• Homework-resized
  • Homework-resized

Challenging homework is set as a way of consolidating learning and giving students more opportunity for reflection and independent learning. Homework is set at an appropriate level of challenge for each individual student and is relevant to their schemes of learning in each subject area.

Teachers will:

  • Set homework regularly in accordance to the amount of learning contact time (weekly or in the case of classes taught less frequently, once a fortnight/once every two lessons).
  • Ensure adequate time is given in lesson time for the explanation of and recording of homework in student planners.

How can you help your child?

  • Know the teachers — and what they're looking for. Attend school events, such as parents’ evenings at Acklam Grange to meet your child's teachers.
  • Set up a homework-friendly area. Make sure your child has a well-lit place to complete homework.
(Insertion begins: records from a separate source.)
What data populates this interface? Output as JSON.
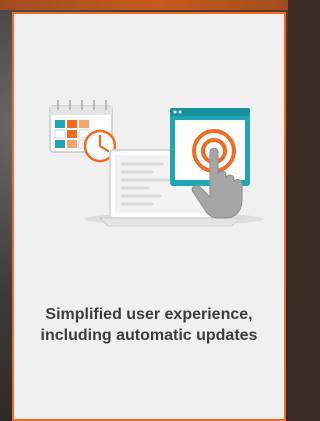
{
  "card": {
    "headline": "Simplified user experience, including automatic updates"
  },
  "illustration": {
    "icons": [
      "calendar-icon",
      "clock-icon",
      "laptop-icon",
      "browser-window-icon",
      "touch-target-icon",
      "hand-pointer-icon"
    ]
  },
  "colors": {
    "accent": "#f36a22",
    "teal": "#1ea6b7",
    "text": "#3d3d3d",
    "card_bg": "#f1f0f0"
  }
}
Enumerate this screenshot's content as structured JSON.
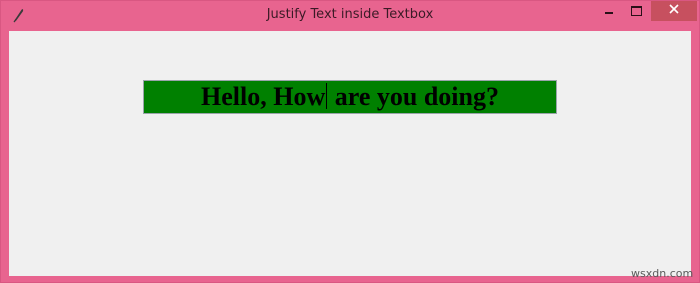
{
  "window": {
    "title": "Justify Text inside Textbox",
    "icon": "feather-icon",
    "controls": [
      "minimize-icon",
      "maximize-icon",
      "close-icon"
    ],
    "frame_color": "#e8648f",
    "close_color": "#c7505f"
  },
  "textbox": {
    "text_before_caret": "Hello, How",
    "text_after_caret": " are you doing?",
    "background_color": "#008000",
    "text_color": "#000000"
  },
  "watermark": "wsxdn.com"
}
Keep supplies — paper, pencils, glue, scissors — within reach.
  • Schedule a regular study time and help them make a plan. On heavy homework nights or when there's an especially hefty assignment to tackle, encourage your child break up the work into manageable chunks. Create a work schedule for the night if necessary — and take time for a 15-minute break every hour, if possible.
  • Keep distractions to a minimum. This means no TV, loud music, or phone calls. (Occasionally, though, a phone call to a classmate about an assignment can be helpful.)
  • Make sure your child does their own work. They won't learn if they don't think for themselves and make their own mistakes. Parents can make suggestions and help with directions, but it's your child’s job to do the learning.
  • Be a motivator and monitor. Ask about assignments, quizzes, and tests. Give encouragement, check completed homework, and make yourself available for questions and concerns.
  • Praise their work and efforts. Post a recent test score or piece of work they are proud of on the refrigerator. Mention academic achievements to relatives.